The final 5 miles to the marina at Schwebsingen takes you past the resort town of Remich. As Luxenbourg has no coastline, Remich and it’s riverfront is where the population come to play on the water. There is no speed limit on this section of the river and we spent a very uncomfortable hour being repeatedly buffeted by the wash from all manner of trip boats, speedboats, ski boats and jet skis. We stayed 2 nights, taking the opportunity to travel by bus and train to Nancy to retrieve the car and trailer and also to drive to Trier to view the extensive Roman remains, before slipping out and towing the boat across to Charleville – Meziers on the Meuse back in France. Before leaving we spent an interesting evening in the marina bar with a couple of English gentlemen, one of whom had previously been approached about fitting out the new Beavers by Bob Howell. Its a small world!
From Charleville – Meziers we cruised north down the Meuse and through the French and later the Belgian Ardennes retracing our steps from 2003. Montherme is an attractive little town with walks up to the numerous viewing points from where it is possible to see the Meuse meandering between the heavily wooded hills.
The hills rose up and the valley narrowed as we cruised beneath the tree covered rocks known locally as the “Dames de Meuse”, a beautiful stretch of river and lock channel that extends to Revin. This is our favourite stretch of the river and on our return we did this stretch a further 3 times before having to head for home.
Revin has a beautiful port de plaisance, usually full of Dutch cruisers slowly making their way back home after spending the summer cruising in France.

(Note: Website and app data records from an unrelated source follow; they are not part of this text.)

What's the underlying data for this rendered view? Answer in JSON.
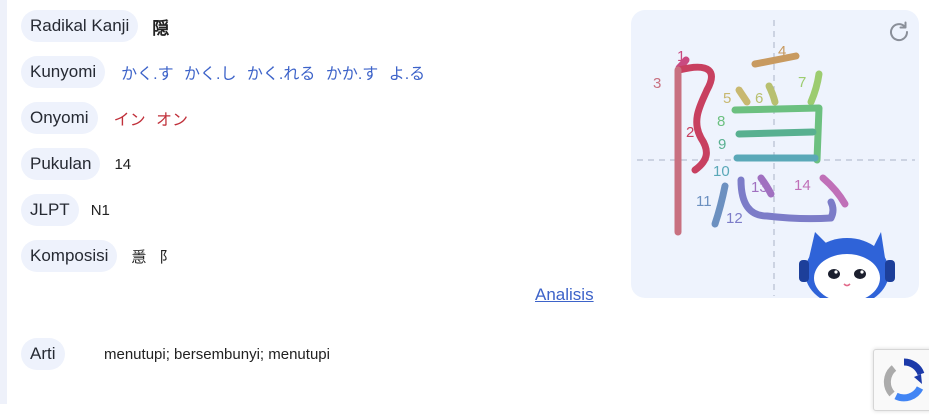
{
  "rows": {
    "radikal": {
      "label": "Radikal Kanji",
      "value": "隠"
    },
    "kunyomi": {
      "label": "Kunyomi",
      "value": "かく.す かく.し かく.れる かか.す よ.る"
    },
    "onyomi": {
      "label": "Onyomi",
      "value": "イン オン"
    },
    "pukulan": {
      "label": "Pukulan",
      "value": "14"
    },
    "jlpt": {
      "label": "JLPT",
      "value": "N1"
    },
    "komposisi": {
      "label": "Komposisi",
      "value": "㥯 阝"
    }
  },
  "analisis_link": "Analisis",
  "arti": {
    "label": "Arti",
    "value": "menutupi; bersembunyi; menutupi"
  },
  "stroke_numbers": [
    "1",
    "2",
    "3",
    "4",
    "5",
    "6",
    "7",
    "8",
    "9",
    "10",
    "11",
    "12",
    "13",
    "14"
  ],
  "icons": {
    "replay": "replay-icon",
    "mascot": "robot-cat-mascot",
    "recaptcha": "recaptcha-logo"
  },
  "colors": {
    "pill_bg": "#eef2fc",
    "kunyomi": "#3d63c9",
    "onyomi": "#c0303a",
    "panel_bg": "#eef3fd"
  }
}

Further on Fumay, like several of the other local towns, is an old mining town. lt is largely built of local stone now bedecked in geraniums and is again a popular mooring with the Dutch. Givet is the last French town before crossing over the border in to Belgium and it has a large hilltop castle designed by Vauban.
The border is in fact only marked by a sign on the nearby road with the only formality at the first Belgian lock being a request for our destination and the issuing of a piece of paper. Sadly ours blew overboard before it had chance to be useful. We had cruised as far as Dinant before and so we pressed on, this time heading for Namur which we reached just in time to claim one of the last 2 moorings in the port de plaisance. This has a good view up to the hilltop citadel opposite, but the town itself was a little disappointing. We did enjoy the slightly spooky experience of wandering around the citadel in the dark and it did provide the opportunity for several attractive photos.
We started early next morning retracing our steps, this time stopping at Dinant, birth place of Adolphe de Saxe. On the way we saw evidence of the parallel evolution of ideas in the form of a boat bearing a striking likeness to the original Water Rat complete with flexible sides and pontoon hull.
Our run upstream also provided us with some very atmospheric panoramas as the overnight mist slowly lifted to be replaced by bright sunshine. We also went up, down and up again on our favourite stretch, finding time to swim, eat out and barbeque before finally arriving back in Charleville – Meziers and slipping out..
We paid a flying visit to Ypres during the tow home to witness the moving “last post” ceremony held daily at the Menin Gate This memorial commemorates the 50000 men with no known graves who died defending the Ypres salient during the first world war. After an early morning ferry, we caught up with some sleep parked up on the sea front in Dover and even had time for a swim before completing our tow home.
Over a period of 4 weeks we cruised in and out of 4 countries in total with little or no formality. The currency problems encountered on our previous visit no longer exist and although our German still leaves an awful lot to be desired, we have learnt a little. All in all a wonderful holiday.